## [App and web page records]
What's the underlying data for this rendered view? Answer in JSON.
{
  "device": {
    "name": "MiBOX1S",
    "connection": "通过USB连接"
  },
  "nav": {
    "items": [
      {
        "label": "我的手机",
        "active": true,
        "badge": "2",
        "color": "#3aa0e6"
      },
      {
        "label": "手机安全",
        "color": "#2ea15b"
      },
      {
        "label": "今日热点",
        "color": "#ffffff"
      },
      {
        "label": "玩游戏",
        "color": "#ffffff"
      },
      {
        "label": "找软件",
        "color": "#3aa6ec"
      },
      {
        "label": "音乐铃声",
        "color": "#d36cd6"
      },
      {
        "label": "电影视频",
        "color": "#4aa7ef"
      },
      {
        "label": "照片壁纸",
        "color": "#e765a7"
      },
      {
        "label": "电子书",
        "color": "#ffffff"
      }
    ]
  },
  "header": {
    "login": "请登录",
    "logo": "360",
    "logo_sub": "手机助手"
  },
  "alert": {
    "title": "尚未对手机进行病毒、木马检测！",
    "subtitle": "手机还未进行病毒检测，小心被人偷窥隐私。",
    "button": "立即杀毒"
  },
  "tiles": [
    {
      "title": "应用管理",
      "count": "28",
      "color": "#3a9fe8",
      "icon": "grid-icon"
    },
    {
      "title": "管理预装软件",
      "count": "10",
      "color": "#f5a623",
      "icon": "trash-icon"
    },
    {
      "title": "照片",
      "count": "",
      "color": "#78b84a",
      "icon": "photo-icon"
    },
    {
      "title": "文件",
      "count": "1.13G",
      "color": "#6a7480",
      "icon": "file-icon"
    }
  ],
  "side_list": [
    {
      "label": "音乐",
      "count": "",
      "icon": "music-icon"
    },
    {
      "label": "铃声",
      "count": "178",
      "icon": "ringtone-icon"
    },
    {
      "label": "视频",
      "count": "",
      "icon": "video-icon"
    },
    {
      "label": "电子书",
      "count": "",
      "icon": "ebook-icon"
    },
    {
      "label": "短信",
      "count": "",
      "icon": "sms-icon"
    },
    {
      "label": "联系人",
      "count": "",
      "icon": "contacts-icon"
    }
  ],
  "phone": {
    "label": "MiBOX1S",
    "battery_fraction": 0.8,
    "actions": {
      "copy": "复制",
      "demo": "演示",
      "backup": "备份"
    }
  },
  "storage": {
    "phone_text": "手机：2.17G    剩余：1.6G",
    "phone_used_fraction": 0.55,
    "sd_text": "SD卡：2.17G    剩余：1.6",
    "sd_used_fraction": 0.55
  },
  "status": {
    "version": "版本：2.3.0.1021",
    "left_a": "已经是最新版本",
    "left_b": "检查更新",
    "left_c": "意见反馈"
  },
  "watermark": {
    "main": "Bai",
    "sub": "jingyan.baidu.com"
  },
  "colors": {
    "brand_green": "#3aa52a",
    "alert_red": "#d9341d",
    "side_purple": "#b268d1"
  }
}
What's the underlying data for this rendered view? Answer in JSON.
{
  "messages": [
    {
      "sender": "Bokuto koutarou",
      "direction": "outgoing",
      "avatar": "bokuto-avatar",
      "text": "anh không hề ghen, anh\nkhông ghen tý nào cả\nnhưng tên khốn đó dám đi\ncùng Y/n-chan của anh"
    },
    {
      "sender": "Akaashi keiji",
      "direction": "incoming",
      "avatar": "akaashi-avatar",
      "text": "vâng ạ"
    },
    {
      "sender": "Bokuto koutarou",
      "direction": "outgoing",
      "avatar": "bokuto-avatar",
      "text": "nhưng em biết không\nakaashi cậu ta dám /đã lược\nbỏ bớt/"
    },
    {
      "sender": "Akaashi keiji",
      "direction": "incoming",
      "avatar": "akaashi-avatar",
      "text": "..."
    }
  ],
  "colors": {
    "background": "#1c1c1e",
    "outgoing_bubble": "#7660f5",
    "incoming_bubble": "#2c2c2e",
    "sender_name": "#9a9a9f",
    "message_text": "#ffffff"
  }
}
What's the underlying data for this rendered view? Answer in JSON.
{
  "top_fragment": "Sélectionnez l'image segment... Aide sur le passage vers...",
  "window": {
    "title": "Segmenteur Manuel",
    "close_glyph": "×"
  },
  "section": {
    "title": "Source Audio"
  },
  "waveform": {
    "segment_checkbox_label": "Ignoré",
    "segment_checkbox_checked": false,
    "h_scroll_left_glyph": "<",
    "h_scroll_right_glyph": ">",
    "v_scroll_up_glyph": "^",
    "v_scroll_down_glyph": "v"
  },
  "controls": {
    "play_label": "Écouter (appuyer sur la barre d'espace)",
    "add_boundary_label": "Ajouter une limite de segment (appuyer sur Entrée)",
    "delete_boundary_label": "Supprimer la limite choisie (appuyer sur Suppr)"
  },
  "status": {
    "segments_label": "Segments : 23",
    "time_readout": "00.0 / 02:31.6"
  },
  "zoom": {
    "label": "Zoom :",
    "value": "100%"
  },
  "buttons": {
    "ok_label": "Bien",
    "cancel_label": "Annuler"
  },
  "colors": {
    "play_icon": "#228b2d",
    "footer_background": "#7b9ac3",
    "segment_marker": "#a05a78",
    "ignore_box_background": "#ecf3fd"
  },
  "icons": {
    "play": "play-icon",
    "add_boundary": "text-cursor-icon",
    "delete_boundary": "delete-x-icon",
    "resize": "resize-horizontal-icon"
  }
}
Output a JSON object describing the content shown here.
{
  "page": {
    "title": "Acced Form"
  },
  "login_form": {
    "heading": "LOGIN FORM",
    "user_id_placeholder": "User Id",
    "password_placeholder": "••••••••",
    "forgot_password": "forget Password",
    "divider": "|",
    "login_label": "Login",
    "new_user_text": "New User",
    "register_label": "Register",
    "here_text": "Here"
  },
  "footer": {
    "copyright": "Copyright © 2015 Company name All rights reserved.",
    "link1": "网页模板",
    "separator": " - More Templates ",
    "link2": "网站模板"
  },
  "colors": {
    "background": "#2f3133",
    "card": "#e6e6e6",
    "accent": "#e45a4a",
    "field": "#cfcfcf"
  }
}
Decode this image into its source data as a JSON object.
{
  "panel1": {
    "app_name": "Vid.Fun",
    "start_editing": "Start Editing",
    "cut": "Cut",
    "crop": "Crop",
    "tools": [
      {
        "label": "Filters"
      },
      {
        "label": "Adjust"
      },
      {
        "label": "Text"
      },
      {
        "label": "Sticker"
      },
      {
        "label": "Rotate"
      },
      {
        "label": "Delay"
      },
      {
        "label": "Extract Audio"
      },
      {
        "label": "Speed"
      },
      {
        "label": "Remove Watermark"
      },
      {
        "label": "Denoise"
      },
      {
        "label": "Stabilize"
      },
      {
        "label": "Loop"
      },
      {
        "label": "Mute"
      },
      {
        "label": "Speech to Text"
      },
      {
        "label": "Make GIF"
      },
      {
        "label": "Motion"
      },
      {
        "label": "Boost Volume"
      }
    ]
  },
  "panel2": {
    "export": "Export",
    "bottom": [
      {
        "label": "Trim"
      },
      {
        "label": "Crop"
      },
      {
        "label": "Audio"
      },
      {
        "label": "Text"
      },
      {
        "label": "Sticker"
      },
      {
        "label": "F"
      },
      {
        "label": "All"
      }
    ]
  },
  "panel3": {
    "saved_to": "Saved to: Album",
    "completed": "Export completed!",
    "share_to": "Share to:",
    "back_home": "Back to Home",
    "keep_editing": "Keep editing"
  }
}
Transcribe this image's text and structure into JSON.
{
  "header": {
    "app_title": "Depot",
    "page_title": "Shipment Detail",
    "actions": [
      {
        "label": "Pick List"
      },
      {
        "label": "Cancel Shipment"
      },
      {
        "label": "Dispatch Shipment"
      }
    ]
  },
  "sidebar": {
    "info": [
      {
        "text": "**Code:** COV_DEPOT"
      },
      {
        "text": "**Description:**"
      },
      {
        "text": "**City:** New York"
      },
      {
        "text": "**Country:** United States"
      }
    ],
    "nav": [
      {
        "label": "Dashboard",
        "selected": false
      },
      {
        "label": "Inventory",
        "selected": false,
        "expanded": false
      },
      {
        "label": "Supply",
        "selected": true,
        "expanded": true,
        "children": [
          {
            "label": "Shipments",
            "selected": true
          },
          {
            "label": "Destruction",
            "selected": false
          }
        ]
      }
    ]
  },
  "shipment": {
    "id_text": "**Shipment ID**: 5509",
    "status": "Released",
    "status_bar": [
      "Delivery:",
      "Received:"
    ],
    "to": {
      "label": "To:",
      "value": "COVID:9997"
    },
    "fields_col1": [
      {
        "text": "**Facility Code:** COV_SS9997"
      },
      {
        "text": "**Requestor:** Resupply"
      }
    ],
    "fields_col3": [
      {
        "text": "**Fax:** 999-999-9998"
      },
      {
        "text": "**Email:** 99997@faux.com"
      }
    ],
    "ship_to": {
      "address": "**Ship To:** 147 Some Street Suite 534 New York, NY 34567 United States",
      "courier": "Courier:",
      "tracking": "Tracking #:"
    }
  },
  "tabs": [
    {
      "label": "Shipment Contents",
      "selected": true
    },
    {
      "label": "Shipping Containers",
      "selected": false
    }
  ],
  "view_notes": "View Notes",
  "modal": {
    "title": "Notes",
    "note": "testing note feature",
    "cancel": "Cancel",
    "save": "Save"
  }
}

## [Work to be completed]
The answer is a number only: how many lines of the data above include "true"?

## [Written answer]
5